A new report estimates that the number of people affected by dementia worldwide has increased to 46million, with the number expected to reach 74.7m by 2030 and 131.5m by 2050 – while the global economic impact has reached $818billion, and is projected to reach $1trillion by 2018. The World Alzheimer Report 2015, which also estimates that the biggest rise in numbers of people affected will be in low income countries, is published on Tuesday 25 August by Alzheimer’s Disease International.
The report provides an update on the current and expected impact of dementia worldwide, with new figures showing:
- Over 46m worldwide are estimated to be living with dementia, with the numbers projected to increase to 74.7m by 2030 and 131.5m by 2050.
- The total estimated worldwide cost of dementia is US$818bn – up 35% since 2010 – with the cost expected to reach US$1trillion by 2018.
- An estimated 58% of all people with dementia currently live in low or middle income countries. This is expected to rise to 63% by 2030 and 68% by 2050.
- Between now and 2050, the number of people with dementia is expected to rise by 116% in high income countries, compared to 227% in upper middle income countries, 223% in lower middle income countries and 264% in low income countries.

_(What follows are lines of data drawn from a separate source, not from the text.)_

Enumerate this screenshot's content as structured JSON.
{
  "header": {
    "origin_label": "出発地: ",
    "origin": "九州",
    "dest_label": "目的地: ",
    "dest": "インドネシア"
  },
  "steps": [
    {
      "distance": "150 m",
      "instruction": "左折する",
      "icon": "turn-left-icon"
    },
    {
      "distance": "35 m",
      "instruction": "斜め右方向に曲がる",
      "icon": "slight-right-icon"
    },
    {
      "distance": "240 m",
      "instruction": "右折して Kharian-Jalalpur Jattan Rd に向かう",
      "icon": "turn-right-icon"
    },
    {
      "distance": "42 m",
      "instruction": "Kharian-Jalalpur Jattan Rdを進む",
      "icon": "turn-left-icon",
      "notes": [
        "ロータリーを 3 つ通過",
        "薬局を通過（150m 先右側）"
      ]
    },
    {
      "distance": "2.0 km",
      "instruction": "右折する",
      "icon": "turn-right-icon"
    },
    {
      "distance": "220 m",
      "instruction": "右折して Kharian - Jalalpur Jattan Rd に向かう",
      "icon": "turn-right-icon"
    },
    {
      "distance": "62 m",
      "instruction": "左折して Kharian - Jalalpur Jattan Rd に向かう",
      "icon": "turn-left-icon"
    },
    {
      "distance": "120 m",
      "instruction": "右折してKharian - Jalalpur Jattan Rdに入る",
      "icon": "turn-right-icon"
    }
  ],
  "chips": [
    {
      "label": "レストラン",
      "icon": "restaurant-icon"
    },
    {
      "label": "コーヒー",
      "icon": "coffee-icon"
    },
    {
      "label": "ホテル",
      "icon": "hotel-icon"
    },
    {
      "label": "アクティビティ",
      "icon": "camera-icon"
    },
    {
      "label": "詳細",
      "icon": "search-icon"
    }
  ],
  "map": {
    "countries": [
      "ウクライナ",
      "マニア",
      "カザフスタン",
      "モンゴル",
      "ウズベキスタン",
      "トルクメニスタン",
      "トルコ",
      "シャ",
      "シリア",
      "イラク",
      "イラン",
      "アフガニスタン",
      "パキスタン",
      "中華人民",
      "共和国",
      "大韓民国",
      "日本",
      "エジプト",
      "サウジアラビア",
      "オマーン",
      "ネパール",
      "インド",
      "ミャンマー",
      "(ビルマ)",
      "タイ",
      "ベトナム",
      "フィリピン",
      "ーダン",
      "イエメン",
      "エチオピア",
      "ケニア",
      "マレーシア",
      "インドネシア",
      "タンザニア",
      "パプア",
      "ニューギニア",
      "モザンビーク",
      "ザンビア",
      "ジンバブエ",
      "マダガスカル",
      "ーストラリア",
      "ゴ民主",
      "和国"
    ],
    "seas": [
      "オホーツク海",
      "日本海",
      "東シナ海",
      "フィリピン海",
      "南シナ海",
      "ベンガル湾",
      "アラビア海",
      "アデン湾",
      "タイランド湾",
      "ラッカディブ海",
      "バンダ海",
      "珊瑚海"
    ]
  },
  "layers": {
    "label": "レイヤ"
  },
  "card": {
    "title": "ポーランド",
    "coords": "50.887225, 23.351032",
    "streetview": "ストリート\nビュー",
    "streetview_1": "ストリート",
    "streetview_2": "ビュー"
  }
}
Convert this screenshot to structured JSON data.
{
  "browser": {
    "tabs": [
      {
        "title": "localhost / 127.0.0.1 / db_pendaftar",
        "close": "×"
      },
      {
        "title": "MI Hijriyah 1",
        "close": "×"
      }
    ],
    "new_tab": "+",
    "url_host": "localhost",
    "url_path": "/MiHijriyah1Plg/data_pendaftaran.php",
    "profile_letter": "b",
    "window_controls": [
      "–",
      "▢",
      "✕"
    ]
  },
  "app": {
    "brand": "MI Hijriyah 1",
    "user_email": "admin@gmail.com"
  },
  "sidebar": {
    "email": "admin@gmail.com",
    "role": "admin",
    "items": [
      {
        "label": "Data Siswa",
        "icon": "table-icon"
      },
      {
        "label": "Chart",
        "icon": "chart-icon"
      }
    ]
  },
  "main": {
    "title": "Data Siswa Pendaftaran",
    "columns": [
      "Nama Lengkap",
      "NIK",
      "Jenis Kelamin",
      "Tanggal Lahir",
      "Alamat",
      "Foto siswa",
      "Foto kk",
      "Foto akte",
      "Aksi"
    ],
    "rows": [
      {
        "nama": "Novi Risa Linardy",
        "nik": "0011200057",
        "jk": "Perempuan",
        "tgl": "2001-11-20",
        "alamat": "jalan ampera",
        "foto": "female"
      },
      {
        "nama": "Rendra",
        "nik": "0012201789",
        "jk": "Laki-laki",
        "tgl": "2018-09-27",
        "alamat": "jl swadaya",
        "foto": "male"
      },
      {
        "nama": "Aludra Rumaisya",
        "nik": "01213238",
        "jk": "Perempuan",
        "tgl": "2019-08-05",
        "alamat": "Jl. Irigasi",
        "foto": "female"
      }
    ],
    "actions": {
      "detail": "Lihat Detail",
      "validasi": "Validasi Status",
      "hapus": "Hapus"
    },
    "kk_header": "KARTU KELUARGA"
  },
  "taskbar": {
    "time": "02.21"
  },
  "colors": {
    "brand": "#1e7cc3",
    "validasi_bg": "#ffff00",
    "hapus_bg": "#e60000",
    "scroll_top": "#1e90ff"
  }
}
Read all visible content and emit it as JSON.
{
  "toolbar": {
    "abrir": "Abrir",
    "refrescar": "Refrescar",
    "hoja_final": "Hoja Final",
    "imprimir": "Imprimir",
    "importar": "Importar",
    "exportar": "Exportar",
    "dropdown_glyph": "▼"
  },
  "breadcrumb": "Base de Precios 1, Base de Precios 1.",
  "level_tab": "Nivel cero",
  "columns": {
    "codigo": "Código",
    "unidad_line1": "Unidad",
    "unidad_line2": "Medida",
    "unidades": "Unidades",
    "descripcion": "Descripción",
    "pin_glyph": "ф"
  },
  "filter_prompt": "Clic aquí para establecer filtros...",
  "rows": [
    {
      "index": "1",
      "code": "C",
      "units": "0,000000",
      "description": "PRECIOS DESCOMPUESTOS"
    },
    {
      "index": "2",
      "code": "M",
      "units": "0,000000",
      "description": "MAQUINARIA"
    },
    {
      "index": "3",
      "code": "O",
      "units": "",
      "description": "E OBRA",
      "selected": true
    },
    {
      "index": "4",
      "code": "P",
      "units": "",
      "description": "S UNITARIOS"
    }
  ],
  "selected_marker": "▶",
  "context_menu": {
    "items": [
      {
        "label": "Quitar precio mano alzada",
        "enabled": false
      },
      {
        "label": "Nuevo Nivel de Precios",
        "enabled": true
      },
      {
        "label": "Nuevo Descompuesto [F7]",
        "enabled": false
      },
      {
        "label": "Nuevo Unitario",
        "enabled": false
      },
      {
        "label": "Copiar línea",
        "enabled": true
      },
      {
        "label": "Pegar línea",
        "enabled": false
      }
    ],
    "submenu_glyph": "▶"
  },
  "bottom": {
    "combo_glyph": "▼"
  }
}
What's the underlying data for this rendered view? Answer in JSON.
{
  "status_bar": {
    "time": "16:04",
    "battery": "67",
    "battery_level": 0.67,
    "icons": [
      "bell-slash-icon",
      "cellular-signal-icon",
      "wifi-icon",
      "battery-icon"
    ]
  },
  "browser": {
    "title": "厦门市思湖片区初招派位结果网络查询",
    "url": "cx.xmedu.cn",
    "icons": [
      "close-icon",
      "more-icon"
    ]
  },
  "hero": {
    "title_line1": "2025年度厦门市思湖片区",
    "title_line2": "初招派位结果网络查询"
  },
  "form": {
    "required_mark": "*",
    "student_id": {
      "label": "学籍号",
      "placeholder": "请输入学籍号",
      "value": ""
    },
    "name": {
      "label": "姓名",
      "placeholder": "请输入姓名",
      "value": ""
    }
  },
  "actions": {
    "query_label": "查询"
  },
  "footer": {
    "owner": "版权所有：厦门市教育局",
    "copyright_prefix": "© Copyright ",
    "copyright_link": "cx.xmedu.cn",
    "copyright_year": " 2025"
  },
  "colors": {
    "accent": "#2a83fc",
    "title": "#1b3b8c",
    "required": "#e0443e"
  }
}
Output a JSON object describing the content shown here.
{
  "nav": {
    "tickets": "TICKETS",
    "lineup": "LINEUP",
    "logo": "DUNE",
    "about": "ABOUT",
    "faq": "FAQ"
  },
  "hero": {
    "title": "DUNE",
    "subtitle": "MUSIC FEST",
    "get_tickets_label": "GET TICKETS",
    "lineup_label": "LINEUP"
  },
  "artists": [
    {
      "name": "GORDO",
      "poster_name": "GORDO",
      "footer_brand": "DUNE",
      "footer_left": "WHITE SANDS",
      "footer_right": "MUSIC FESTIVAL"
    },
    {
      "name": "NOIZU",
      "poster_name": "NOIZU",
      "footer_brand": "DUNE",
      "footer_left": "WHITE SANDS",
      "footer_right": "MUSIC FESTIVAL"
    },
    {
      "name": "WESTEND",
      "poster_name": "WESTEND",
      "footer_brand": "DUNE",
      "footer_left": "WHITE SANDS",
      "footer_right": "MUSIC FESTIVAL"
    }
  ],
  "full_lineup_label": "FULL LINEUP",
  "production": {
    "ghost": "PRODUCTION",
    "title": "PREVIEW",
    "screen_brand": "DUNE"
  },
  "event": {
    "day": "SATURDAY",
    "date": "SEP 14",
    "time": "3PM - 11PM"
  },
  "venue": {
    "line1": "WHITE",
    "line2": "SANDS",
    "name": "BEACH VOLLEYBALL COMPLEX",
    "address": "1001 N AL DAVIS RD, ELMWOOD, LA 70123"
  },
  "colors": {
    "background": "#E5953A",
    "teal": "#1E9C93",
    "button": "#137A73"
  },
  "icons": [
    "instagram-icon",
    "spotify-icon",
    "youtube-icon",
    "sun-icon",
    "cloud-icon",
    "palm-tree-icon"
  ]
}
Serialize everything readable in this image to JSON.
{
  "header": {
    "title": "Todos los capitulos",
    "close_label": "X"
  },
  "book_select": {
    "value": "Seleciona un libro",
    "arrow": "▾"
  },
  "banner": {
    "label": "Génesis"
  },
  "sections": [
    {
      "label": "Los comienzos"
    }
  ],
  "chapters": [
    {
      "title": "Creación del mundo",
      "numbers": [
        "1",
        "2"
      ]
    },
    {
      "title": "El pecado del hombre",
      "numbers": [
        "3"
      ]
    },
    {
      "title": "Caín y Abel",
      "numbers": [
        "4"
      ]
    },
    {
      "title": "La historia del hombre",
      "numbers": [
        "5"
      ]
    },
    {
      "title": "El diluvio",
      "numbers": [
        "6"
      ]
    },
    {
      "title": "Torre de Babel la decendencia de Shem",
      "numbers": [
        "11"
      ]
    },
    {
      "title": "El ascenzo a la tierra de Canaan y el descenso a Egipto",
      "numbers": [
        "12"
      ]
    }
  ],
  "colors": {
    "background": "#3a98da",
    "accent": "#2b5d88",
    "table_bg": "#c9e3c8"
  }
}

The report urges a broader international initiative to tackle dementia, with an upscaling of research investment along with better awareness of dementia and improvements in care.
Hilary Evans, Chief Executive of Alzheimer’s Research UK, the UK’s leading dementia research charity, said:
“These latest figures underline the vast scale of the global dementia challenge, with millions of families affected and a crippling economic cost. In many parts of the world, welcome gains in life expectancy have brought with them a rise in dementia cases, and an ageing global population shows the need for action is urgent.
“In recent years world leaders have united in their aim to tackle dementia, but while increases in research investment have been welcome, funding is still low in proportion to the scale of the challenge. If we are to head off a global dementia crisis, we must find better treatments and ways to prevent the condition. Research holds the answer, but our scientists must have the backing of governments worldwide if we are to transform the lives of millions of people across the world.”